WORK REQUIRED: Filter the listing below down to the lines holding the word "post", and copy those lines.
· · · ·
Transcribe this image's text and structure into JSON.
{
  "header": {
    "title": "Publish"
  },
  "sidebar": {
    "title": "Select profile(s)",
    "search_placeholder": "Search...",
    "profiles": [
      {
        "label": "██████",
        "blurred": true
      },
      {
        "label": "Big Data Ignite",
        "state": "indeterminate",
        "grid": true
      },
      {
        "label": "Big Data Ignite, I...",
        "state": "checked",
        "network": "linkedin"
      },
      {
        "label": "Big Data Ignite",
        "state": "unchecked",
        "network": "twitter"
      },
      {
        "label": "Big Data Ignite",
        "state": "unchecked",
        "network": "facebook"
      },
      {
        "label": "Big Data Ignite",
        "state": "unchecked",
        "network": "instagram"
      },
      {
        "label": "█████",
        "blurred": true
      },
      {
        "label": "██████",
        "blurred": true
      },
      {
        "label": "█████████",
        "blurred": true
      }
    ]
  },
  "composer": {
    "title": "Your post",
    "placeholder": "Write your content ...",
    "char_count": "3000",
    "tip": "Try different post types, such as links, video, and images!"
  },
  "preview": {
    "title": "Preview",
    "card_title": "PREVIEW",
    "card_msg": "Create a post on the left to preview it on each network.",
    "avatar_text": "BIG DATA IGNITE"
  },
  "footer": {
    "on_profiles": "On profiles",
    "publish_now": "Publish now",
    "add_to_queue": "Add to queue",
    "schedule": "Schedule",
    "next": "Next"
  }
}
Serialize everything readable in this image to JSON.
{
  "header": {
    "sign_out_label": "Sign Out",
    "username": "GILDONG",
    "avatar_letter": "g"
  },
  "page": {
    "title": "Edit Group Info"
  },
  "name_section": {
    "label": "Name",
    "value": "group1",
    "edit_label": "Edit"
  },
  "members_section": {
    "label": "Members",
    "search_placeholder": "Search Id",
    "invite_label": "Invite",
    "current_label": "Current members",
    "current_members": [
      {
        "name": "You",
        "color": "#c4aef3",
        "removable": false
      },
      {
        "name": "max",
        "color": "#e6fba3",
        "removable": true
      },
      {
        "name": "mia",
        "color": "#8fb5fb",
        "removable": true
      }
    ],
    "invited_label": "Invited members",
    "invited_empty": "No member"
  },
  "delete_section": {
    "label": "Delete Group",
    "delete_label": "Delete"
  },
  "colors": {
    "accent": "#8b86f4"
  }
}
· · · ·
TASK SOLUTION:
    "title": "Your post",
    "tip": "Try different post types, such as links, video, and images!"
    "card_msg": "Create a post on the left to preview it on each network.",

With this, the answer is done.